EXERCISE: An exact, complete copy of the lines below is the expected answer.

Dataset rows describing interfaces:
· · · ·

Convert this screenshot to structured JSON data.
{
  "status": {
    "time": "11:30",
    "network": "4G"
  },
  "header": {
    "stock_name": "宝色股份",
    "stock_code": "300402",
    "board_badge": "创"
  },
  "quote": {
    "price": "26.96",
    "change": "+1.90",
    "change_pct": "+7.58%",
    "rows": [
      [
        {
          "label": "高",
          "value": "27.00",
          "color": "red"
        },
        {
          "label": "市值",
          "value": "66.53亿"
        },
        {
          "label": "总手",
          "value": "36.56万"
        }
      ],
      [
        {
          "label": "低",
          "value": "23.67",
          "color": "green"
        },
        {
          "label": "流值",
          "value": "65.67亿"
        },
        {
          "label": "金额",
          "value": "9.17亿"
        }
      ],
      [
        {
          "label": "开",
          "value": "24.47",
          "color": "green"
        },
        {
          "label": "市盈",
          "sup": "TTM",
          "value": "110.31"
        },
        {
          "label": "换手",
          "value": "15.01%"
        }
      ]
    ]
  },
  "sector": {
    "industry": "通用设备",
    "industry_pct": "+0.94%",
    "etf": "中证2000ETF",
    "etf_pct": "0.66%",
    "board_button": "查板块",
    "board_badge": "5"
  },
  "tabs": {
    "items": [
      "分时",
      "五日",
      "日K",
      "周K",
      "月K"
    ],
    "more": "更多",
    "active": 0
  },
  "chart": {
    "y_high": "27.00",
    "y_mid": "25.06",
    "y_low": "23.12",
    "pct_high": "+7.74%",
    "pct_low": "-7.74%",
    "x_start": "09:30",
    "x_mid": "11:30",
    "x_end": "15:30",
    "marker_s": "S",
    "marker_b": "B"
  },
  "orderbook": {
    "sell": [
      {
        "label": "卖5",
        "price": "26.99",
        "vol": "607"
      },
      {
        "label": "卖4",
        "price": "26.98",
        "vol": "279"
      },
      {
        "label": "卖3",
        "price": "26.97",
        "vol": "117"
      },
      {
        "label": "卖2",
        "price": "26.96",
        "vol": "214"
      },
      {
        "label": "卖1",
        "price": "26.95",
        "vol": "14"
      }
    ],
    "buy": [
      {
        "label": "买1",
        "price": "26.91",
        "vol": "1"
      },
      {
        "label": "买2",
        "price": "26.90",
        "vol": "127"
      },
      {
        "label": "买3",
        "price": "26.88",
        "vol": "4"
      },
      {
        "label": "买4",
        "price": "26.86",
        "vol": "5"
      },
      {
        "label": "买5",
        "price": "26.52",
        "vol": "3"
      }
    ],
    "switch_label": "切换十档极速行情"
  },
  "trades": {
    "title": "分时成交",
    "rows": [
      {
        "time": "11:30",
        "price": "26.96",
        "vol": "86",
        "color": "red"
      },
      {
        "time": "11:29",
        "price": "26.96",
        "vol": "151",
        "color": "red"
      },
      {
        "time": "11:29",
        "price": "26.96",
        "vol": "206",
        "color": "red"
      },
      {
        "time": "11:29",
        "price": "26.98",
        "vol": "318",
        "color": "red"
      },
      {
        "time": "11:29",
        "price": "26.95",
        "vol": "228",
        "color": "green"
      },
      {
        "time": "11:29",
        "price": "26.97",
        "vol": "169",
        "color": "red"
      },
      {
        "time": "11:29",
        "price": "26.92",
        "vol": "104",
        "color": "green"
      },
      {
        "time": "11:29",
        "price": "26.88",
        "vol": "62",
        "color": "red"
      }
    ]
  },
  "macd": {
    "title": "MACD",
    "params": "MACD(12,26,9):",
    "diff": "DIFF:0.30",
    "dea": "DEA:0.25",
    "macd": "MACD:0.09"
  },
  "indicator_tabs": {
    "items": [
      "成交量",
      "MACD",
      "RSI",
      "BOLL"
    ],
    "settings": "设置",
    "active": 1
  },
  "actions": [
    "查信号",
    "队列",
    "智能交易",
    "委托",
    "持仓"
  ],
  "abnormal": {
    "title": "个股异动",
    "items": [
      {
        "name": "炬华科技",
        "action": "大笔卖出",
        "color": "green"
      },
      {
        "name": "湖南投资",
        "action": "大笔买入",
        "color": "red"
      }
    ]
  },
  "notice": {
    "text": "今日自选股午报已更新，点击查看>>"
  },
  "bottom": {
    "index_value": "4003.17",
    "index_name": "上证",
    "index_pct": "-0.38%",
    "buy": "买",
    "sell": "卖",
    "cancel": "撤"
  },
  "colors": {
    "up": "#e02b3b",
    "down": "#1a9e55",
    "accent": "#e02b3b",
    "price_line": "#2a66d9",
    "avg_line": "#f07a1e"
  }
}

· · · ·

REPLY TO THE TASK:
Convert this screenshot to structured JSON data.
{
  "status": {
    "time": "11:30",
    "network": "4G"
  },
  "header": {
    "stock_name": "宝色股份",
    "stock_code": "300402",
    "board_badge": "创"
  },
  "quote": {
    "price": "26.96",
    "change": "+1.90",
    "change_pct": "+7.58%",
    "rows": [
      [
        {
          "label": "高",
          "value": "27.00",
          "color": "red"
        },
        {
          "label": "市值",
          "value": "66.53亿"
        },
        {
          "label": "总手",
          "value": "36.56万"
        }
      ],
      [
        {
          "label": "低",
          "value": "23.67",
          "color": "green"
        },
        {
          "label": "流值",
          "value": "65.67亿"
        },
        {
          "label": "金额",
          "value": "9.17亿"
        }
      ],
      [
        {
          "label": "开",
          "value": "24.47",
          "color": "green"
        },
        {
          "label": "市盈",
          "sup": "TTM",
          "value": "110.31"
        },
        {
          "label": "换手",
          "value": "15.01%"
        }
      ]
    ]
  },
  "sector": {
    "industry": "通用设备",
    "industry_pct": "+0.94%",
    "etf": "中证2000ETF",
    "etf_pct": "0.66%",
    "board_button": "查板块",
    "board_badge": "5"
  },
  "tabs": {
    "items": [
      "分时",
      "五日",
      "日K",
      "周K",
      "月K"
    ],
    "more": "更多",
    "active": 0
  },
  "chart": {
    "y_high": "27.00",
    "y_mid": "25.06",
    "y_low": "23.12",
    "pct_high": "+7.74%",
    "pct_low": "-7.74%",
    "x_start": "09:30",
    "x_mid": "11:30",
    "x_end": "15:30",
    "marker_s": "S",
    "marker_b": "B"
  },
  "orderbook": {
    "sell": [
      {
        "label": "卖5",
        "price": "26.99",
        "vol": "607"
      },
      {
        "label": "卖4",
        "price": "26.98",
        "vol": "279"
      },
      {
        "label": "卖3",
        "price": "26.97",
        "vol": "117"
      },
      {
        "label": "卖2",
        "price": "26.96",
        "vol": "214"
      },
      {
        "label": "卖1",
        "price": "26.95",
        "vol": "14"
      }
    ],
    "buy": [
      {
        "label": "买1",
        "price": "26.91",
        "vol": "1"
      },
      {
        "label": "买2",
        "price": "26.90",
        "vol": "127"
      },
      {
        "label": "买3",
        "price": "26.88",
        "vol": "4"
      },
      {
        "label": "买4",
        "price": "26.86",
        "vol": "5"
      },
      {
        "label": "买5",
        "price": "26.52",
        "vol": "3"
      }
    ],
    "switch_label": "切换十档极速行情"
  },
  "trades": {
    "title": "分时成交",
    "rows": [
      {
        "time": "11:30",
        "price": "26.96",
        "vol": "86",
        "color": "red"
      },
      {
        "time": "11:29",
        "price": "26.96",
        "vol": "151",
        "color": "red"
      },
      {
        "time": "11:29",
        "price": "26.96",
        "vol": "206",
        "color": "red"
      },
      {
        "time": "11:29",
        "price": "26.98",
        "vol": "318",
        "color": "red"
      },
      {
        "time": "11:29",
        "price": "26.95",
        "vol": "228",
        "color": "green"
      },
      {
        "time": "11:29",
        "price": "26.97",
        "vol": "169",
        "color": "red"
      },
      {
        "time": "11:29",
        "price": "26.92",
        "vol": "104",
        "color": "green"
      },
      {
        "time": "11:29",
        "price": "26.88",
        "vol": "62",
        "color": "red"
      }
    ]
  },
  "macd": {
    "title": "MACD",
    "params": "MACD(12,26,9):",
    "diff": "DIFF:0.30",
    "dea": "DEA:0.25",
    "macd": "MACD:0.09"
  },
  "indicator_tabs": {
    "items": [
      "成交量",
      "MACD",
      "RSI",
      "BOLL"
    ],
    "settings": "设置",
    "active": 1
  },
  "actions": [
    "查信号",
    "队列",
    "智能交易",
    "委托",
    "持仓"
  ],
  "abnormal": {
    "title": "个股异动",
    "items": [
      {
        "name": "炬华科技",
        "action": "大笔卖出",
        "color": "green"
      },
      {
        "name": "湖南投资",
        "action": "大笔买入",
        "color": "red"
      }
    ]
  },
  "notice": {
    "text": "今日自选股午报已更新，点击查看>>"
  },
  "bottom": {
    "index_value": "4003.17",
    "index_name": "上证",
    "index_pct": "-0.38%",
    "buy": "买",
    "sell": "卖",
    "cancel": "撤"
  },
  "colors": {
    "up": "#e02b3b",
    "down": "#1a9e55",
    "accent": "#e02b3b",
    "price_line": "#2a66d9",
    "avg_line": "#f07a1e"
  }
}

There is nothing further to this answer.